Misfunctioning or Malfunctioning Machinery or Equipment
Most third-party product liability claims are based on design defect, in which an injury occurs as a direct result of a defective product lacking adequate safety features or warnings.
However, there are some product liability claims that stem from malfunctioning equipment or machinery. That is, the product may have been properly designed without defect, but the device or tool does not function as advertised or intended, and thus results in injury to the consumer.
At Associates and Bruce L. Scheiner, Attorneys for the Injured, we know that in order to prove a claim of equipment or machinery malfunction, it’s necessary to clearly establish the problem was not operator error. If there is a defect that caused the product to malfunction, such an assertion would be easier to prove. But if a defect is not obvious or apparent, it will be up to your legal team to prove there wasn’t a secondary cause for the malfunction, and the product wasn’t being used in a way that was unreasonable or unforeseeable.
Depending on the type of product, this can occur in several contexts. For example, a machine might cause injury if it “double trips” or starts another cycle on its own. Another example would be if the machine unexpectedly starts or turns off on its own, resulting in damage. Other types of malfunction can involve issues with mechanical, electrical, hydraulic or pneumatic systems.
Some types of malfunctioning products that have been known to cause serious injury include:
- Lawn mowers
- Leaf blowers
- Power tools
- Construction equipment
- Vehicle acceleration pedals
- Children’s toys
- Portable heaters
- Household appliances (refrigerators, microwaves, blenders, etc.)
- Pool and spa equipment
- Sporting equipment
- Heating, cooling and ventilation equipment
- Smoke/carbon monoxide detectors
Equipment malfunction can be caused by a number of factors. It may involve improper handling or use by operator. It could also involve equipment that is poorly maintained or worn out. Sometimes, the equipment is defective as designed. In other cases, the equipment may be used with more frequency or for more intensive applications than it was designed to handle.
Even in cases wherein a plaintiff shares some portion of the blame for what happened, a successful claim for damages is still possible. F.S. 768.81 covers issues of contributory fault and comparative negligence. In a case where the claimant shares some responsibility, damages awarded will be diminished proportionately, but not barred entirely.
For example, the operator of a malfunctioning lawn mower may share 40 percent of the blame, and thus would have his total compensation reduced by 40 percent.
Specifically in a product liability action where injuries were caused by a defective product, the judge or jury must consider the fault of all parties responsible when apportioning fault. So, a designer and manufacturer may both be held responsible in a product liability action, though they may hold differing degrees of fault.
Where we tend to see many equipment/machinery malfunction cases is on the job, particularly on construction sites. Some examples include:
- Crane collapses
- Scaffolding collapses
- Power tool malfunctions
- Heavy machinery malfunctions

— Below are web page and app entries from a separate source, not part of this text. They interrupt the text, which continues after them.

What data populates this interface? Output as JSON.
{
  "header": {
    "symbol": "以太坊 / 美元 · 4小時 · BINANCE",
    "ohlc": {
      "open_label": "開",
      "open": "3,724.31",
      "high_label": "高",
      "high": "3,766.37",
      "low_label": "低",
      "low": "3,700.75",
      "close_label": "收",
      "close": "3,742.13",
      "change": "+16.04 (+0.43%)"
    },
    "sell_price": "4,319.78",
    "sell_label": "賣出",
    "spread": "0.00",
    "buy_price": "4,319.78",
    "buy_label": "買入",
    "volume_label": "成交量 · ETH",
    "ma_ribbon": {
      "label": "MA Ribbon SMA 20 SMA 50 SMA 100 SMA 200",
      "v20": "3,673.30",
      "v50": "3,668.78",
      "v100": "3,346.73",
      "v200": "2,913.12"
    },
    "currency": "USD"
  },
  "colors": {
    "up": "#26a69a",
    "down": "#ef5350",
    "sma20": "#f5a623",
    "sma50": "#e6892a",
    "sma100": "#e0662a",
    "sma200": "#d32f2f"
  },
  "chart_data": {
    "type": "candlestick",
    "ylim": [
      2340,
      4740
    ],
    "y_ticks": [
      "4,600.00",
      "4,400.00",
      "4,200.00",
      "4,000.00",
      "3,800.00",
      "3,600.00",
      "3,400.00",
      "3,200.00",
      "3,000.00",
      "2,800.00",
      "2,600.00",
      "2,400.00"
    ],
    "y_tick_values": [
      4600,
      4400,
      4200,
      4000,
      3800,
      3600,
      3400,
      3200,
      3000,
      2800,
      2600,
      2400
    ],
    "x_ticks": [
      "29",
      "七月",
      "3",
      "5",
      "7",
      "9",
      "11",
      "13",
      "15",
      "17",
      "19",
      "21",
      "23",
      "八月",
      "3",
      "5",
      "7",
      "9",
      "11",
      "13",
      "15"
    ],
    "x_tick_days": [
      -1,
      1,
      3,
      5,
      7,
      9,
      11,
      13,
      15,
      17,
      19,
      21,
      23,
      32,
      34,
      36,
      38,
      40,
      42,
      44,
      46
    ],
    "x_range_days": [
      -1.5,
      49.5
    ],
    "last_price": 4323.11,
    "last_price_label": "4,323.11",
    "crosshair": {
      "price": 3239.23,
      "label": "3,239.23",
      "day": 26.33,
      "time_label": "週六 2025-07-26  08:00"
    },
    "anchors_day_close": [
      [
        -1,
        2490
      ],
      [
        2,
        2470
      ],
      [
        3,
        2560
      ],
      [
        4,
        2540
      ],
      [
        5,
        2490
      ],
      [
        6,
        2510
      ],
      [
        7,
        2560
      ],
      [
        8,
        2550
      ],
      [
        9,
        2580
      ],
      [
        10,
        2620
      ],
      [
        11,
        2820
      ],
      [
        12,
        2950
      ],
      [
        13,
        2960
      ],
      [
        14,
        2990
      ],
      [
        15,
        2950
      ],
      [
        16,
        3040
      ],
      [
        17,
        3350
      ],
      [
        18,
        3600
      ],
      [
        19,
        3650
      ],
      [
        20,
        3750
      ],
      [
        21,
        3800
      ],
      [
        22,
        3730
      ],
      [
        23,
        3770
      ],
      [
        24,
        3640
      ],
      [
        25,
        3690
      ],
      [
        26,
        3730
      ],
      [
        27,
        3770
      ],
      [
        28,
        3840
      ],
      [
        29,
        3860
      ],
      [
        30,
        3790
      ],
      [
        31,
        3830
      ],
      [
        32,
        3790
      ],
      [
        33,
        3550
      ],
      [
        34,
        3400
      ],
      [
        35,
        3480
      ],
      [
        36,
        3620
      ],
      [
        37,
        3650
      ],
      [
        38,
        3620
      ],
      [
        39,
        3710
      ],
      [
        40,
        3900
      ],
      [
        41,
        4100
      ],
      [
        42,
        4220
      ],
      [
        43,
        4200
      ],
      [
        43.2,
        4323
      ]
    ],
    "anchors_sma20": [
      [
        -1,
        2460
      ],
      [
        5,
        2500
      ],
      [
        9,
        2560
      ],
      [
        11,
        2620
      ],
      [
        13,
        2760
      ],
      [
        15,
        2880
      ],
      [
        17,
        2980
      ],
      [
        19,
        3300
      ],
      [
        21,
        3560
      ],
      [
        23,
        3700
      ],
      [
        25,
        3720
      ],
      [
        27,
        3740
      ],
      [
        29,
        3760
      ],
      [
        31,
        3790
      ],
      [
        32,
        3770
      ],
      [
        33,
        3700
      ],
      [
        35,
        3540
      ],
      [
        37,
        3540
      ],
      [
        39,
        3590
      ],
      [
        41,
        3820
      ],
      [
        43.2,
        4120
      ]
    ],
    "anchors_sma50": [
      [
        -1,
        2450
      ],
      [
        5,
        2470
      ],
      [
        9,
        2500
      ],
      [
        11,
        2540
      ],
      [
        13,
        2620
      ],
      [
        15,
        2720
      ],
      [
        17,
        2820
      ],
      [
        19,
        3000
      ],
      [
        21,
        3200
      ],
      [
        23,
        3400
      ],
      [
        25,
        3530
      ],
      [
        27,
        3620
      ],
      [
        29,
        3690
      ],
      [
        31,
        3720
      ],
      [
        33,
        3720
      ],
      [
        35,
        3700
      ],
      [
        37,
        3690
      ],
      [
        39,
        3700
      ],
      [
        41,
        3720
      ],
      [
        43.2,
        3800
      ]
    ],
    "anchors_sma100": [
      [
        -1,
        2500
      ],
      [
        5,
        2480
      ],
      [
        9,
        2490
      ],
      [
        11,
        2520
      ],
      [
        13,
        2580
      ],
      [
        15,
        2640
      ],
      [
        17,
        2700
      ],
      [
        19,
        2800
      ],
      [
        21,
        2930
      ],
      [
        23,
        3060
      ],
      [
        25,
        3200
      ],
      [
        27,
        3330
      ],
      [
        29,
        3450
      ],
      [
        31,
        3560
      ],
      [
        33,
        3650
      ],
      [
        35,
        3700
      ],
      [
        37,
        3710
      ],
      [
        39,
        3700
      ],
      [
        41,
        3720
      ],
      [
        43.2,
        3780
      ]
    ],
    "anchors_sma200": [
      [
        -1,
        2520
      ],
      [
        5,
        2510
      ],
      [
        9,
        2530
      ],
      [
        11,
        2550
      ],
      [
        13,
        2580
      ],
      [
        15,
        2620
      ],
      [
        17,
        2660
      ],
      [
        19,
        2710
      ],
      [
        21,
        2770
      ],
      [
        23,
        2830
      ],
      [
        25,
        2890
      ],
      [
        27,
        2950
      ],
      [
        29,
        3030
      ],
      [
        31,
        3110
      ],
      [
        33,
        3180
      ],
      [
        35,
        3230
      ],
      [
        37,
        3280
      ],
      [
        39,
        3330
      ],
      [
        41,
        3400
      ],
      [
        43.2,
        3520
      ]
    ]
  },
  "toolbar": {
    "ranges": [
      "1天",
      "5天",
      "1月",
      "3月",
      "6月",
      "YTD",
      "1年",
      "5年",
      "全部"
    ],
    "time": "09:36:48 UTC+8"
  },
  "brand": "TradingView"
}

These individuals may suffer a variety of injuries, including lacerations, broken bones, shocks and burns. The injuries are sometimes catastrophic, resulting in amputation, vision loss, spinal cord damage and even brain damage.
Employees injured on the job are entitled to workers’ compensation coverage through their employer without proof of negligence. However, if the injury was caused by malfunctioning machinery, a third-party product liability lawsuit should be fully explored.
While one might expect construction zones to be hazardous, less obvious dangers may lurk in your own home. For example, Consumer Reports recently reported more than 7,000 people are treated annually for blender injuries, a figure that has tripled in the last 10 years. Meanwhile, the American Academy of Orthopaedic Surgeons reports there are an estimated 235,000 adults and 17,000 children injured in the U.S. every year by lawn mowers. Other risks include table and bench saws, which many people keep in garages or storage sheds, resulting in 102,000 injuries annually.
Generally, it’s simpler to prove equipment malfunction in cases where a product is recently purchased or relatively new. The older the product, the more likely defense is to assert improper maintenance or faulty repair caused the malfunction.
Claims of equipment or machinery malfunction involving older products can still succeed, but will require careful consideration, expert witness testimony and an experienced legal team.
If you or a loved one has been injured in Southwest Florida, contact Associates and Bruce L. Scheiner, Attorneys for the Injured, for a free and confidential consultation to discuss your rights. There are no fees or costs unless we win. Offices in Fort Myers, Cape Coral, Naples and Port Charlotte.
Call 800-646-1210 for a Free Consultation.